The gables at Wynns Coonawarra Estate will be instantly recognisable to anyone with a passing interest in wine as they feature prominently on the label of their famous wines. Wynns’ cellar door dates from 1896, the oldest Coonawarra winery, built by Penola pioneer, John Riddoch. It also doubles as a museum about the history and geology of the area. If you want to try your hand at being a winemaker, you make your own blend session in the laboratory, putting together their own wine from cabernet, shiraz and merlot to take home in a personalised bottle.

A slew of recognisable wine names line the Riddoch highway, like St Hugo, Balnaves, Hollicks and Rymill. You’ll love Rymall’s modern cellar door and their Sauvignon Blanc is very agreeable. Our last overnight stop, on-tour, before the final push to Adelaide was spent in Naracoote, brimming with splendid old limestone buildings and proudly home to South Australia’s only World Heritage-listed treasure. The Naracoorte Caves National Park were officially recognised in 1994, underpinned by the significance of the fossils in the caves. There are over 20 known fossil sites here preserving the bones of megafauna that became extinct between 25,000 and 60,000 years ago. The caves acted as pitfalls for at least 500,000 years with animals tumbling in and perishing, their bones preserved underground.

The discovery of an ancient fossilised marsupial in these chambers raised palaeontologic eyebrows across the world. In 1969, two explorers squeezed through a gap in Victoria Fossil Cave and discovered a massive “tomb” full of fossilised remains. The visitors centre has done a sterling job crafting life-size reconstructions of extinct animals like a marsupial lion, giant kangaroos, a colossal echidna, diprotodon optatum (koala meets grizzly bear) and megalania prisca, a 500kg monster goanna. With many tour options through the caves, you can walk through these other-worldly chambers with illuminated stalactites and stalagmites.
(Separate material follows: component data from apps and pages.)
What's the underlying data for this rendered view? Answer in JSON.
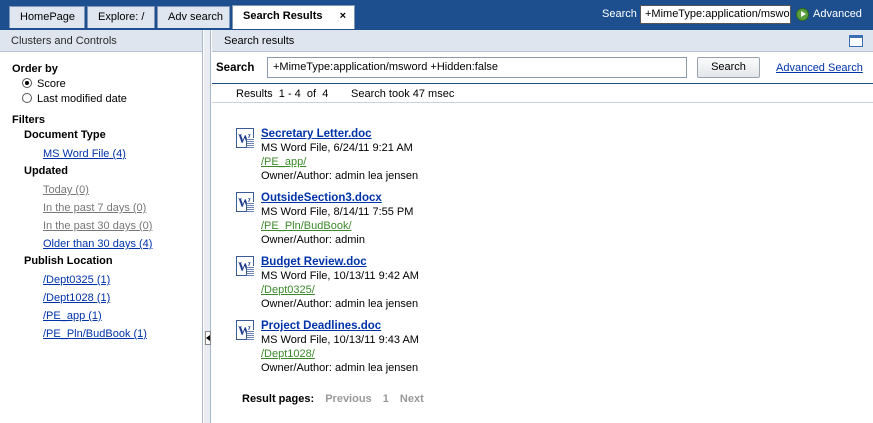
{
  "tabs": [
    {
      "label": "HomePage"
    },
    {
      "label": "Explore: /"
    },
    {
      "label": "Adv search"
    },
    {
      "label": "Search Results",
      "close": "×"
    }
  ],
  "top_search": {
    "label": "Search",
    "value": "+MimeType:application/msword",
    "advanced": "Advanced"
  },
  "left": {
    "header": "Clusters and Controls",
    "order_by": "Order by",
    "order_options": [
      {
        "label": "Score",
        "selected": true
      },
      {
        "label": "Last modified date",
        "selected": false
      }
    ],
    "filters": "Filters",
    "document_type": "Document Type",
    "doc_type_items": [
      "MS Word File (4)"
    ],
    "updated": "Updated",
    "updated_items": [
      "Today (0)",
      "In the past 7 days (0)",
      "In the past 30 days (0)",
      "Older than 30 days (4)"
    ],
    "publish_location": "Publish Location",
    "location_items": [
      "/Dept0325 (1)",
      "/Dept1028 (1)",
      "/PE_app (1)",
      "/PE_Pln/BudBook (1)"
    ]
  },
  "right": {
    "header": "Search results",
    "search_label": "Search",
    "search_value": "+MimeType:application/msword +Hidden:false",
    "search_button": "Search",
    "advanced_link": "Advanced Search",
    "results_count": "Results  1 - 4  of  4",
    "results_time": "Search took 47 msec",
    "results": [
      {
        "title": "Secretary Letter.doc",
        "meta": "MS Word File, 6/24/11 9:21 AM",
        "path": "/PE_app/",
        "owner": "Owner/Author: admin lea jensen"
      },
      {
        "title": "OutsideSection3.docx",
        "meta": "MS Word File, 8/14/11 7:55 PM",
        "path": "/PE_Pln/BudBook/",
        "owner": "Owner/Author: admin"
      },
      {
        "title": "Budget Review.doc",
        "meta": "MS Word File, 10/13/11 9:42 AM",
        "path": "/Dept0325/",
        "owner": "Owner/Author: admin lea jensen"
      },
      {
        "title": "Project Deadlines.doc",
        "meta": "MS Word File, 10/13/11 9:43 AM",
        "path": "/Dept1028/",
        "owner": "Owner/Author: admin lea jensen"
      }
    ],
    "pager": {
      "label": "Result pages:",
      "previous": "Previous",
      "page": "1",
      "next": "Next"
    }
  },
  "colors": {
    "topbar": "#1d4f8f",
    "link": "#0033aa",
    "path": "#3b8a2a"
  }
}
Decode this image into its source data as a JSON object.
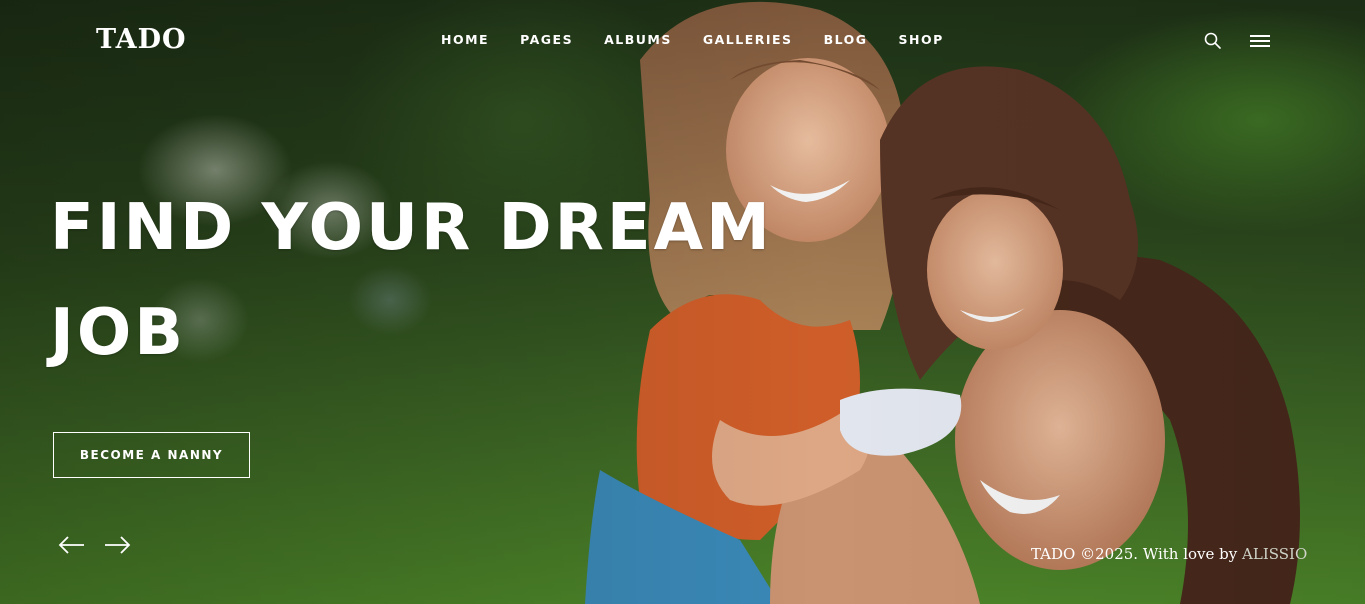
{
  "brand": {
    "logo": "TADO"
  },
  "nav": {
    "items": [
      {
        "label": "HOME"
      },
      {
        "label": "PAGES"
      },
      {
        "label": "ALBUMS"
      },
      {
        "label": "GALLERIES"
      },
      {
        "label": "BLOG"
      },
      {
        "label": "SHOP"
      }
    ]
  },
  "header": {
    "search_icon": "search-icon",
    "menu_icon": "hamburger-menu-icon"
  },
  "hero": {
    "headline_line1": "FIND YOUR DREAM",
    "headline_line2": "JOB",
    "cta_label": "BECOME A NANNY",
    "prev_icon": "arrow-left-icon",
    "next_icon": "arrow-right-icon"
  },
  "footer": {
    "credit_prefix": "TADO ©2025. With love by ",
    "credit_author": "ALISSIO"
  },
  "colors": {
    "text": "#ffffff",
    "accent_green": "#4f8a2a",
    "dark_green": "#1f3317"
  }
}
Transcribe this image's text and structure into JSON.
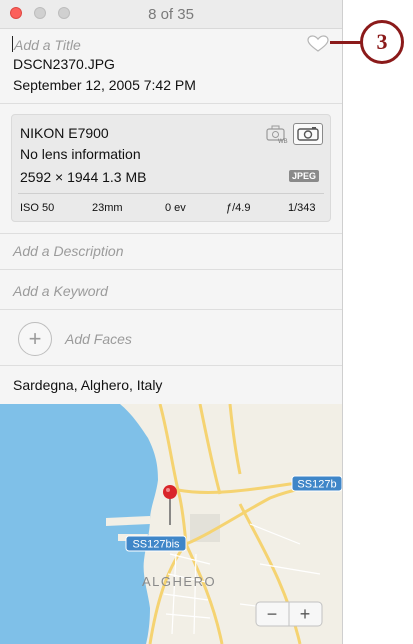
{
  "window": {
    "title": "8 of 35",
    "traffic_lights": [
      "close",
      "minimize",
      "zoom"
    ]
  },
  "photo": {
    "title_placeholder": "Add a Title",
    "filename": "DSCN2370.JPG",
    "date": "September 12, 2005   7:42 PM",
    "favorite_icon": "heart-icon"
  },
  "camera": {
    "model": "NIKON E7900",
    "lens": "No lens information",
    "dimensions": "2592 × 1944   1.3 MB",
    "format_badge": "JPEG",
    "icons": [
      "white-balance-icon",
      "camera-flash-icon"
    ],
    "exif": {
      "iso": "ISO 50",
      "focal_length": "23mm",
      "exposure_comp": "0 ev",
      "aperture": "ƒ/4.9",
      "shutter": "1/343"
    }
  },
  "fields": {
    "description_placeholder": "Add a Description",
    "keyword_placeholder": "Add a Keyword",
    "faces_placeholder": "Add Faces",
    "faces_add_symbol": "+"
  },
  "location": {
    "text": "Sardegna, Alghero, Italy",
    "map": {
      "city_label": "ALGHERO",
      "road_label_1": "SS127bis",
      "road_label_2": "SS127b",
      "zoom_out": "−",
      "zoom_in": "+",
      "colors": {
        "water": "#7fc0e8",
        "land": "#f2efe6",
        "road": "#f5d371",
        "shield": "#3f86c8",
        "pin": "#d9252a"
      }
    }
  },
  "callout": {
    "number": "3",
    "color": "#8b1a1a"
  }
}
The tour guides do a cracking job imparting their knowledge on the history of the caves, excavation techniques, current work and the World Heritage listing. Our group ventured through Alexandra Cave, which was absolutely breath-taking, festooned in needle-like crystalline stalactites and massive twisting columns. Like a journey back in time, these breath-taking caves have plenty more secrets still to reveal.

Great Ocean Road and Beyond combine awe-inspiring sightseeing, local secrets and sparkling company with elegant four-star accommodation options, throughout this four day tour from Melbourne to Adelaide. Breakfast and lunch is included, at characterful cafes and eateries where you get to mingle with the locals, while dinner is up to you, from the plethora of local hospitality options. Savour the variety of Southern Australia on this unique four day tour, which is leisurely paced and loaded with memorable experiences. Soak it all up, in style and comfort. https://greatoceanroadandbeyond.com.au/

Are you planning a great escape to the diverse riches of South Australia? Make your first stop the official tourism website, awash with trip inspiration and touring ideas. www.adelaide.co.nz

Award-winning Air New Zealand fly non-stop from Auckland to Adelaide, four to six times a week, whisking you direct to the delights of South Australia, eliminating the hassle of airport transits and onward connecting flights. For best fares and seats to suit, jump to www.airnewzealand.co.nz

Mike Yardley is our Travel Correspondent on Jack Tame Saturday Mornings.